When anyone mentions backend in videogames, most people tend to think about it only in terms of multiplayer games or downloadable extra content, as an important and obvious requirement for those kinds of game features. But let’s not forget the many other ways we can make use of backend development.
To name a few important uses to setting up backend:
- Better user experience when login in, so users can switch between platforms or devices.
- A cloud save system to ensure player progress.
- Special promotions or events available for a short period of time.
- In-App-Purchase systems and validations.
- Achievements and leaderboards.
- KPIs and trackers for the team.
- CRM systems for LiveOps in real time.
- As well as other uses.
But what is backend, considering we can do all of the above and more? Think of it as any software and/or online service running in parallel to a game or app. That’s pretty much it. It’s rarely visible to the end-user or player, but quite important for obvious reasons. It’s a concert or theater backstage where everything is set up and made ready for everyone to enjoy the show.
Backend for a game or an app is not just about throwing around words. It is a complex and interconnected system to bring the best experience for the users and for us to have the ability to control said experience. This is the reason why the backend services offered by the ones like Amazon Web Services (AWS), Firebase, PlayFab and Google Cloud are so well known in the industry.
This is not the same as saying developers should use every service out there. What we use as infrastructure (AWS, PlayFab, Firebase, Google Cloud, etc.) depends on our resources and the experience we want our players and users to have. Each project has its own needs. In TagWizz, we always evaluate the experiences we want to offer, and the budget for monthly fees as well as all the other features.
A main aspect of backend services deals with the amounts of Daily Active Users (DAU), and the Concurrent Users (CCU) of multiplayer games. This has a direct influence on the decision about what infrastructure to choose, because it determines the amount of traffic supported. When a client isn’t sure about the amount of traffic the game or app will reach, a scalable infrastructure will be the most strategic choice, which means the automatic increase in size of the infrastructure based on the DAU/CCU. For instance, a project TagWizz worked on started within the lower hundred DAU, but it quickly rose to 20K+, entering the Top Ten in Google Play Store; if it had been retained on a fixed infrastructure with no scalability, then as developers we would have to either pay to support for a high fixed amount of DAU even when we only had 200 people at the beginning, a not very cost-efficient solution, or let users have issues when trying to open the game, with the unseemly consequence of experiencing constant crashes, forcing developers to manually change the infrastructure on a frequent basis.
The number and complexity of features a videogame or app experience’s design demands is what determines the costs of hiring a certain backend infrastructure.
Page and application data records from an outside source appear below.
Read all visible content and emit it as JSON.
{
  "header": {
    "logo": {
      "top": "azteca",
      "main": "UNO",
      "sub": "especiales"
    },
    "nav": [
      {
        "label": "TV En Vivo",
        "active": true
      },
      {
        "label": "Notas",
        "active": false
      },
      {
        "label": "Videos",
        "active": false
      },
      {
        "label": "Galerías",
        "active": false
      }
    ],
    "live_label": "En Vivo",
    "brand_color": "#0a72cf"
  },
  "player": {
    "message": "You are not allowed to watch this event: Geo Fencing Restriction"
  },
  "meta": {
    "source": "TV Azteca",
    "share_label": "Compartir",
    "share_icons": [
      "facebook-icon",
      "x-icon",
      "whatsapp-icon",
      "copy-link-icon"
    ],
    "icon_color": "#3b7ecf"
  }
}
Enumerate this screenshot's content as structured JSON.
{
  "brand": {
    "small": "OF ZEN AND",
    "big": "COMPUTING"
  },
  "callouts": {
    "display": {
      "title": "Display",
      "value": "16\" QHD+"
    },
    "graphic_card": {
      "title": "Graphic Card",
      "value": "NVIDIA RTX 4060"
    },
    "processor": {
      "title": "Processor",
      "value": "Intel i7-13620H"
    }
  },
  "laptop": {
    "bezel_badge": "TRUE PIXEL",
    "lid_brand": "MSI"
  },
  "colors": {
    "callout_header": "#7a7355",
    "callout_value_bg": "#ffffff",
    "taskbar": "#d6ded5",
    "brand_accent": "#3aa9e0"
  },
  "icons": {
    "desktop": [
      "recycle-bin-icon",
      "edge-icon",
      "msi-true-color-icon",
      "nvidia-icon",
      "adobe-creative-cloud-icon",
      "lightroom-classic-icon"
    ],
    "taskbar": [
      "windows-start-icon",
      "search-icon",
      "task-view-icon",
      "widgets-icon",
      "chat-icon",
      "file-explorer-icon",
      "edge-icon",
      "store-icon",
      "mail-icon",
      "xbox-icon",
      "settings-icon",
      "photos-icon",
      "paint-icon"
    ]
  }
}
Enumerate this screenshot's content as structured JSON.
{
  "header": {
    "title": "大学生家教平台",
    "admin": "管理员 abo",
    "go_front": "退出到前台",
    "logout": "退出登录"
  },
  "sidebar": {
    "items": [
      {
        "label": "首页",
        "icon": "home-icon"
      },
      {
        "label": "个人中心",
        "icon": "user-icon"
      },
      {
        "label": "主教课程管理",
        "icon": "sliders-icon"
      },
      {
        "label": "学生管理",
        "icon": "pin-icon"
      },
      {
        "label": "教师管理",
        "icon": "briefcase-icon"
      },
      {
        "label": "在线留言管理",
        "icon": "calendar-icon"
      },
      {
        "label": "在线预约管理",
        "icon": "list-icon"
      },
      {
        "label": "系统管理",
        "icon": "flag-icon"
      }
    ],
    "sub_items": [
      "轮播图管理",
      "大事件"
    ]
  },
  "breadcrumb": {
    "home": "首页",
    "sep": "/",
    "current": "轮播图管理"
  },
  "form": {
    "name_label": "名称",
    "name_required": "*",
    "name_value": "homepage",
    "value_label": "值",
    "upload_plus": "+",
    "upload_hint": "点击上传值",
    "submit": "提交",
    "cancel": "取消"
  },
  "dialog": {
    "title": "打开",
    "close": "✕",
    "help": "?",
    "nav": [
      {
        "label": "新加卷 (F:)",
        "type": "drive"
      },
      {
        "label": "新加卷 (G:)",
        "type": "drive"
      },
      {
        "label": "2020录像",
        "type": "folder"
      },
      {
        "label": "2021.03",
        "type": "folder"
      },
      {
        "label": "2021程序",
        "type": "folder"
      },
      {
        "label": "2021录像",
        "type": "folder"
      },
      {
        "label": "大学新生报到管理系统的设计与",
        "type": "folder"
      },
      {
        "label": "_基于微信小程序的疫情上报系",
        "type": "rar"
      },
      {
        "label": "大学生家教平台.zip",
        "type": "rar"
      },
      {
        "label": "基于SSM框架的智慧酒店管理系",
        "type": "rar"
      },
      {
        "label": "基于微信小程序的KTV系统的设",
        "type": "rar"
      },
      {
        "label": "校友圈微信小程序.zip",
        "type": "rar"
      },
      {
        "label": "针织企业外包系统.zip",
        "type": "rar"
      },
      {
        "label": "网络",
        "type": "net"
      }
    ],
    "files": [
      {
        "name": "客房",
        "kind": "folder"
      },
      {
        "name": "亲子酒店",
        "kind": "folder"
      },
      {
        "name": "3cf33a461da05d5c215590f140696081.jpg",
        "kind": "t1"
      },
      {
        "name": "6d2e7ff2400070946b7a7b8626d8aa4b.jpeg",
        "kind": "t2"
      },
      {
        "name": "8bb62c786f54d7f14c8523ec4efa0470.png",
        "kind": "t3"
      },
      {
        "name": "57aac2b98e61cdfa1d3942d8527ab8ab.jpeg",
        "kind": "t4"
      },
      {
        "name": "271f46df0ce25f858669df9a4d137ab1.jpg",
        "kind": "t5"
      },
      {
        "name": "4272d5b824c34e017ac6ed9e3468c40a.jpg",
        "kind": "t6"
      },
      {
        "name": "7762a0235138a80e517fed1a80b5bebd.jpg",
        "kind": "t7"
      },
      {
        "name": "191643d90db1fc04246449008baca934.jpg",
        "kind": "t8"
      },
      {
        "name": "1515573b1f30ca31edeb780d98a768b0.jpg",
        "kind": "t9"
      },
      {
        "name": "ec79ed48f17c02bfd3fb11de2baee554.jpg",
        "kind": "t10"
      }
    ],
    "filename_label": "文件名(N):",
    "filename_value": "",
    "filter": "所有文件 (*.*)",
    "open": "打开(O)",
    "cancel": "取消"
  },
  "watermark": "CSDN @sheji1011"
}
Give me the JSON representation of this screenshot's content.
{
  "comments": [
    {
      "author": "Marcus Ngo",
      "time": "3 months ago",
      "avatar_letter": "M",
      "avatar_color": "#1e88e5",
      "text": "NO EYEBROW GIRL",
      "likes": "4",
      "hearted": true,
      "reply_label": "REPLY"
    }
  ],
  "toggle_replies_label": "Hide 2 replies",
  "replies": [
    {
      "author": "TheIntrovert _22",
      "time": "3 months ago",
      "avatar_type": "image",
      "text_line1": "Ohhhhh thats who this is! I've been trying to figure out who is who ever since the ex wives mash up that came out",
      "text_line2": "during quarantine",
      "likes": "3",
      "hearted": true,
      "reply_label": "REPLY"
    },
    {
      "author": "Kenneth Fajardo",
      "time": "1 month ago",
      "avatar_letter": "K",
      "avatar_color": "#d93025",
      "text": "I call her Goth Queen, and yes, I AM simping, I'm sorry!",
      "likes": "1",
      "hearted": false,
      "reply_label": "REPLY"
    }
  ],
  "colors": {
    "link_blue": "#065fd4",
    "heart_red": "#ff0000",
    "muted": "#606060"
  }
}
This is why it is so important to have the full picture of all the features that will be required by a videogame or app in order to hire the right infrastructure services. In cases when the plan is not fully laid down, TagWizz offers consulting services on a different array of combinations, as well as manage expectations for backend services based on a client’s budget, and the project’s Objective and Key Results (OKR).
If developers want to understand how people interact with their experiences and get the specific KPIs from them, they need to know exactly what the users are doing by interpreting this data through telemetry or analytics. But before they add this knowledge into their games or apps, developers need a system that gathers the data and stores it somewhere. Google Analytics is one of the most well known, but there are many others, like Leanplum, Amplitude or AppsFlyer. Each one of them can be used on their own, or they can also co-exists in the backend. Either way, in order for software products to connect to any of these platforms, developers need a way to send that data. This is where backend infrastructure comes in handy.
This is not only helpful for the marketing or data science teams, but also for the development and quality assurance (QA) teams during the process of programming the game or app. It also helps customer support understand what is happening to users when they contact them with issues. Knowing where, when and how an issue happens helps developers build better software, as well as offering a better experience for their user by resolving them in real time. There are many things that a good backend can do for us, it is a matter of how we set it up.